The number of people facing acute food insecurity could nearly double this year to 265 million due to the economic fallout of COVID-19, the United Nations’ World Food Programme (WFP) said on Tuesday.
The coronavirus crisis will push more than a quarter of a billion people to the brink of starvation unless swift action is taken to provide food and humanitarian relief to the most at-risk regions, the UN and other experts have warned.
About 265 million people around the world are forecast to be facing acute food insecurity by the end of this year, a doubling of the 130 million estimated to suffer severe food shortages last year. “Covid-19 is potentially catastrophic for millions who are already hanging by a thread,” said Dr Arif Husain, chief economist at the World Food Programme.
“It is a hammer blow for millions more who can only eat if they earn a wage. Lockdowns and global economic recession have already decimated their nest eggs. It only takes one more shock – like Covid-19 – to push them over the edge. We must collectively act now to mitigate the impact of this global catastrophe.”
Global hunger could become the next big impact of the pandemic, warns the Global Report on Food Crises, by the UN Food and Agriculture Organisation, the World Food Programme and 14 other organisations, published on Tuesday.

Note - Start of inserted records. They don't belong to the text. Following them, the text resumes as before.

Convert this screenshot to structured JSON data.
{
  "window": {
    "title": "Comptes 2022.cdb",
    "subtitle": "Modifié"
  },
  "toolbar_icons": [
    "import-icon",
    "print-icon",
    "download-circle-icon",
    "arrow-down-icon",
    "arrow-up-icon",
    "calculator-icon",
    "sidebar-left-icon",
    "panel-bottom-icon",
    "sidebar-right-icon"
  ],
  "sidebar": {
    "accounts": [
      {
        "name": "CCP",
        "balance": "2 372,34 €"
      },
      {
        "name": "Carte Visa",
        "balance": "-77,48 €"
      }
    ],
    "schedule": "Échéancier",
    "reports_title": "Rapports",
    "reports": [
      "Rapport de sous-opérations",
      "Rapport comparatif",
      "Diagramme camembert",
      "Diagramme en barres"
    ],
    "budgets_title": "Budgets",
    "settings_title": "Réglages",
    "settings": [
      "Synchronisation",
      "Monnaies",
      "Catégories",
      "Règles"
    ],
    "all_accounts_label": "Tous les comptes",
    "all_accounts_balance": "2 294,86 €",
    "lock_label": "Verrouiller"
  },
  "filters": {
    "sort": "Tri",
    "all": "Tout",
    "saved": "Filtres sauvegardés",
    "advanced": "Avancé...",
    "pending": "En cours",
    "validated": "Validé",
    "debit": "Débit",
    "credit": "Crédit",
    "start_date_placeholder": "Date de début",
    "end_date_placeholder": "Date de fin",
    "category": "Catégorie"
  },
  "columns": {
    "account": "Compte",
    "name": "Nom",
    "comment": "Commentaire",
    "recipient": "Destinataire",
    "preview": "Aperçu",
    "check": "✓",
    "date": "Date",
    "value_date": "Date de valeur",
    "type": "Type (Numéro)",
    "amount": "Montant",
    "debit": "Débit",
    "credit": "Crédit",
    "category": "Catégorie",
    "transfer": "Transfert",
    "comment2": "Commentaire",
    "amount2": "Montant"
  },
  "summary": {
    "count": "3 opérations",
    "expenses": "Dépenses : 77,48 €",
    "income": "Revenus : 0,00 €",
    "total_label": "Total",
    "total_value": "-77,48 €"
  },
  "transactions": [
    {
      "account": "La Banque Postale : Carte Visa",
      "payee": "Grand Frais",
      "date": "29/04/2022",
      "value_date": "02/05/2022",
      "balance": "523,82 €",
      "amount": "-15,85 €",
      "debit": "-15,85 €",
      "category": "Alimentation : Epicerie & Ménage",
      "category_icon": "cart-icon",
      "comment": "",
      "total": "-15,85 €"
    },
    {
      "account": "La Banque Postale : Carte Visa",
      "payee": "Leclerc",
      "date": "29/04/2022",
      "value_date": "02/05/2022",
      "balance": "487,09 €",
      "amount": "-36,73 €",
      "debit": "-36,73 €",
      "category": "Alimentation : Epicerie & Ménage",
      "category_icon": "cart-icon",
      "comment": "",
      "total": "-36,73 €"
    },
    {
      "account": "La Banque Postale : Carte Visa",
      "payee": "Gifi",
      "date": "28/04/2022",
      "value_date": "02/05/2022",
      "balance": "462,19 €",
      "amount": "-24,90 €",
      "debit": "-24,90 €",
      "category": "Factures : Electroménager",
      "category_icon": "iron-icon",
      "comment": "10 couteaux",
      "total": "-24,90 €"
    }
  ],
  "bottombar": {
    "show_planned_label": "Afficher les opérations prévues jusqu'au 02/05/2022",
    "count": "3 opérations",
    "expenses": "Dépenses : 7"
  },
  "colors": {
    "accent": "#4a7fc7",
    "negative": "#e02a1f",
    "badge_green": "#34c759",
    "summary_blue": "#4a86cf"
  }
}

Some of the poorest countries may face the choice of trying to save people stricken by the virus only for them to fall prey to hunger.
António Guterres, the UN secretary-general, said the report must be a call to action. “The upheaval that has been set in motion by the Covid-19 pandemic may push even more families and communities into deeper distress,” he wrote in the foreword.
“At this time of immense global challenges, from conflicts to climate shocks to economic instability, we must redouble our efforts to defeat hunger and malnutrition. We have the tools and the knowhow. What we need is political will and sustained commitment by leaders and nations.”
The report, which will be presented to the UN security council on Tuesday afternoon, bolsters warnings that the world could face a repeat of the 2007-08 food price rises that sparked widespread political upheaval, the impacts of which are still being felt across the Middle East and from Asia to Latin America.
Food experts are worried that donor nations have barely begun to deliver the funding needed urgently on the ground to set up networks to deliver humanitarian relief to the worst-hit areas, deliveries which need to be achieved by air as ground transport is obstructed or halted over large areas.
The World Food Programme estimates that $350m (£280m) will be needed immediately, but only about a quarter of the sum has yet been forthcoming.
Source: various agencies